Ninth Circuit's Recent Case: UMG Recordings, Inc. v. Veoh Networks, Inc.
On December 20, 2011, the Ninth Circuit Court of Appeals dismissed all claims of secondary liability against WilmerHale client Shelter Capital Partners, one of three venture capital defendants involved in a long-running copyright infringement lawsuit filed by Universal Music Group (UMG) against online service provider/host Veoh Networks and its investors. The Court also ruled that the venture investors could not be guilty of secondary liability by virtue of their roles as investors and board members in the Veoh startup. In doing so, the Ninth Circuit made clear that UMG Recordings, Inc. v. Bertelsmann AG, a case dealing with investor liability for Napster's copyright infringement, was limited to its unique facts.
The Ninth Circuit resolved the question of primary liability in favor of Veoh, a YouTube competitor, upholding summary judgment that the company and its video-hosting service are protected against copyright liability under the system storage and notice-and-take-down safe harbors of the DMCA. In affirming the lower court's judgment against UMG, the Circuit held that a host's general knowledge that copyrightable material may be available on its site and that its services might be used for infringement is insufficient to constitute grounds for liability under the DMCA. The Court put the burden on copyright owners to identify specific infringing materials on a service provider's site and bring them to the provider's attention, reasoning that because the copyright holder knows precisely what material it owns, it is better able to efficiently identify infringing copies than the service provider. The Second Circuit Court of Appeals is currently considering similar issues of primary liability in a separate case, Viacom v. YouTube.

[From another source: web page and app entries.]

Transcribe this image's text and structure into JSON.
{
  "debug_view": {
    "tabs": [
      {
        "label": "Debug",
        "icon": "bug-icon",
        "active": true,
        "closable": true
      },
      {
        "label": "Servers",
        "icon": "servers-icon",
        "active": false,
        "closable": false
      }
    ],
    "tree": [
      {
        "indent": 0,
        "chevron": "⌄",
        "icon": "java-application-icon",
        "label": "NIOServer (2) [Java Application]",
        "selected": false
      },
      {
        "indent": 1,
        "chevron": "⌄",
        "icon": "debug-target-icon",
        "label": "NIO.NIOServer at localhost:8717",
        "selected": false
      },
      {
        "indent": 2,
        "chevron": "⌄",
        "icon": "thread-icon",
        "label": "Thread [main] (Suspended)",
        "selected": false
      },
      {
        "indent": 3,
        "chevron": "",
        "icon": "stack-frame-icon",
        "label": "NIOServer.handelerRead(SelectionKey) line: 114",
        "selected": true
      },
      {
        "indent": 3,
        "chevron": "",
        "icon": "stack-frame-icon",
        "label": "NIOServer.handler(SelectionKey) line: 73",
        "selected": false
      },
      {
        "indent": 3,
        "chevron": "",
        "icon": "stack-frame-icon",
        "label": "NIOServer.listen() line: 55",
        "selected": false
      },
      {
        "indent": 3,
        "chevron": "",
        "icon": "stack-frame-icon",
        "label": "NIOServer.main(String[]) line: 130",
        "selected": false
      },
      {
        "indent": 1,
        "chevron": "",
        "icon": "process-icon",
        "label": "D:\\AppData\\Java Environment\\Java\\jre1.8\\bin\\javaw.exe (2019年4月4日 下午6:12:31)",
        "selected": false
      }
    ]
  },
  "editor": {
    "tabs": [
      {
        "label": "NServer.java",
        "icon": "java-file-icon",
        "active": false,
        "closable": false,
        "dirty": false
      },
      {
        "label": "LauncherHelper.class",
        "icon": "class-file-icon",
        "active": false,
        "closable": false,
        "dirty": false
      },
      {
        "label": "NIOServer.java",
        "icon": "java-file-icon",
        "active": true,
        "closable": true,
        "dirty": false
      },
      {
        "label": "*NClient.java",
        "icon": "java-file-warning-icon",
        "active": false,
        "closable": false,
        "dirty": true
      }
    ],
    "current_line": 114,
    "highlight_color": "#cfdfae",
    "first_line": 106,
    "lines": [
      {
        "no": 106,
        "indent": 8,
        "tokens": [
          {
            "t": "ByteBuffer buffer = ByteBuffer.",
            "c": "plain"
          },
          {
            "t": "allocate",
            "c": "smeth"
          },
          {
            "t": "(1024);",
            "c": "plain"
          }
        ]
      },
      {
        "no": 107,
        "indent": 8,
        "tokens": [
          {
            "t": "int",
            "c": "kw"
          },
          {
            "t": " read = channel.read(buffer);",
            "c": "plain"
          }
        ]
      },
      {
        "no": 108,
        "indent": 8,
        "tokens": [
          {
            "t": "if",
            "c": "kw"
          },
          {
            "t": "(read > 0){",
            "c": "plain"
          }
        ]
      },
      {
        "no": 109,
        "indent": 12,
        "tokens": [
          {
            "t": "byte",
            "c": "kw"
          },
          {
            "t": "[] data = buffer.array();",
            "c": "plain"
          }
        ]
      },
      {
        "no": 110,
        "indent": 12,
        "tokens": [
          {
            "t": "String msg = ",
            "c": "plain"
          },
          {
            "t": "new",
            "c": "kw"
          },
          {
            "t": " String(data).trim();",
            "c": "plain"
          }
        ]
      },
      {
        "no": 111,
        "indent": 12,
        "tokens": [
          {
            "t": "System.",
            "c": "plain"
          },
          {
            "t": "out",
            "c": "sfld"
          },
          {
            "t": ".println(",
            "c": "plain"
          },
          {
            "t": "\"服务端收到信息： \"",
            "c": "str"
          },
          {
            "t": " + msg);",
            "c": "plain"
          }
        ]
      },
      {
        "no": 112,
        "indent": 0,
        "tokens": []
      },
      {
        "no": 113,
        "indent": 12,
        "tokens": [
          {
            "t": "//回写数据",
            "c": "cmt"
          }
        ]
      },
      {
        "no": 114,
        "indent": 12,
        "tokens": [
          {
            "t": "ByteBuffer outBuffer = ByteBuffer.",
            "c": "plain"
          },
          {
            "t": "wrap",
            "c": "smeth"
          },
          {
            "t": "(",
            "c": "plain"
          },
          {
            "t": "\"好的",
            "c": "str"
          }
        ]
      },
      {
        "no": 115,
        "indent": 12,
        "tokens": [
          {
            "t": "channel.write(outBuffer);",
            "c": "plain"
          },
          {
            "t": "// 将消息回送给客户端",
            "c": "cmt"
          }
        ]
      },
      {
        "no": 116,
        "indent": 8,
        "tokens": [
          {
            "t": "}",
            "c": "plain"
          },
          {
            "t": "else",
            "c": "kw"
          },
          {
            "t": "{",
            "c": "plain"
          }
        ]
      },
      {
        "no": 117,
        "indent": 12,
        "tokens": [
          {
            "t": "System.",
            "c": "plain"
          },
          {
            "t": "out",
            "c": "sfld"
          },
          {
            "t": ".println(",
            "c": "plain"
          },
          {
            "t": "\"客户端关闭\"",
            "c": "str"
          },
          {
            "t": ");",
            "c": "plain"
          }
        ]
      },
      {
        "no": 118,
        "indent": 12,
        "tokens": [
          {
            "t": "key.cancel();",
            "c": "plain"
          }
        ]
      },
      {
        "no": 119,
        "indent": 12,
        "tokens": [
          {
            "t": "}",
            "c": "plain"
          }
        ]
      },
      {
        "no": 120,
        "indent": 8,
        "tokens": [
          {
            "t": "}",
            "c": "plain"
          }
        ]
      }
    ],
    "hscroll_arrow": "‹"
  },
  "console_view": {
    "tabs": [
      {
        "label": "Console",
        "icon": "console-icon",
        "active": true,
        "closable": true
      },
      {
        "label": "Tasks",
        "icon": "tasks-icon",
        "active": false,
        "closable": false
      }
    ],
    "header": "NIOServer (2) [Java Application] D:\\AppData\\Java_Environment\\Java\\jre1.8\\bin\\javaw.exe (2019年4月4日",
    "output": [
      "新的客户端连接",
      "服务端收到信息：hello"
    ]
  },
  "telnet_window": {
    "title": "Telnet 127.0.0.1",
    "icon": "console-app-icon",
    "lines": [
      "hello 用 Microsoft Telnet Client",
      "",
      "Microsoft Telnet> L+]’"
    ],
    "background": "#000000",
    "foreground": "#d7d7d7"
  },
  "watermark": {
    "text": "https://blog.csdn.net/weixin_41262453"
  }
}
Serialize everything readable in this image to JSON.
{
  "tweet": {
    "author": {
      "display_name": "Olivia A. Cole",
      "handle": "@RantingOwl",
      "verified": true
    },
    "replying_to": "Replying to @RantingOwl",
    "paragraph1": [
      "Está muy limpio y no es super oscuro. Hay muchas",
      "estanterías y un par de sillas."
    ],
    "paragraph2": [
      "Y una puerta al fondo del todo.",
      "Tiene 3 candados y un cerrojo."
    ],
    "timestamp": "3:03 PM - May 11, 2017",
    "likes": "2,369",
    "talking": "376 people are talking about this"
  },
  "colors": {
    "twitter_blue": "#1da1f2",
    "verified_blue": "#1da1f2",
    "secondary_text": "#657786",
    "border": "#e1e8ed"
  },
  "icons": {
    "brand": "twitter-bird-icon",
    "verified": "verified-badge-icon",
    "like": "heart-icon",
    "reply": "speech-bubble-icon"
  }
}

UMG's claims against the three investor defendants for contributory infringement, vicarious infringement, and inducement to infringe rested on largely unprecedented theories of secondary liability for venture capital investors, which—if vindicated—threatened to have a chilling effect on investment in Internet innovation. The Court affirmed the District Court's findings that funding alone, coupled with Board representation, cannot constitute materially assisting infringement and that independent minority investors cannot control a company absent allegations that they agreed to act in concert. These holdings indicate that investors will not be held liable for secondary copyright infringement for performing their normal functions, including funding startups, selecting board members, and having board members participate in board deliberations and policy decisions.
For copyright holders seeking to protect their copyrighted materials in cyberspace, this decision puts the burden on the copyright holder to specifically identify copyrighted works and communicate the presence of these works to the service provider or host before the provider can be held liable under the DMCA, at least in the Ninth Circuit.
For video-hosting service providers, this decision holds that such providers are "Internet service providers" for purposes of the DMCA and thus qualify for its safe harbor provisions. This decision requires providers to comply with the notice-and-take-down provisions of the DMCA in order to qualify for its safe harbor, but relieves providers of an unqualified duty to police their sites for copyrighted content unless they receive notice of specific infringing works on their sites.
For venture investors, this decision generally precludes liability for performing normal investor functions, such as funding a startup company, selecting some of its board members, and having board members participate in board deliberations and policy decisions, absent majority control by one investor or an agreement by several investors to act in concert for unlawful purposes.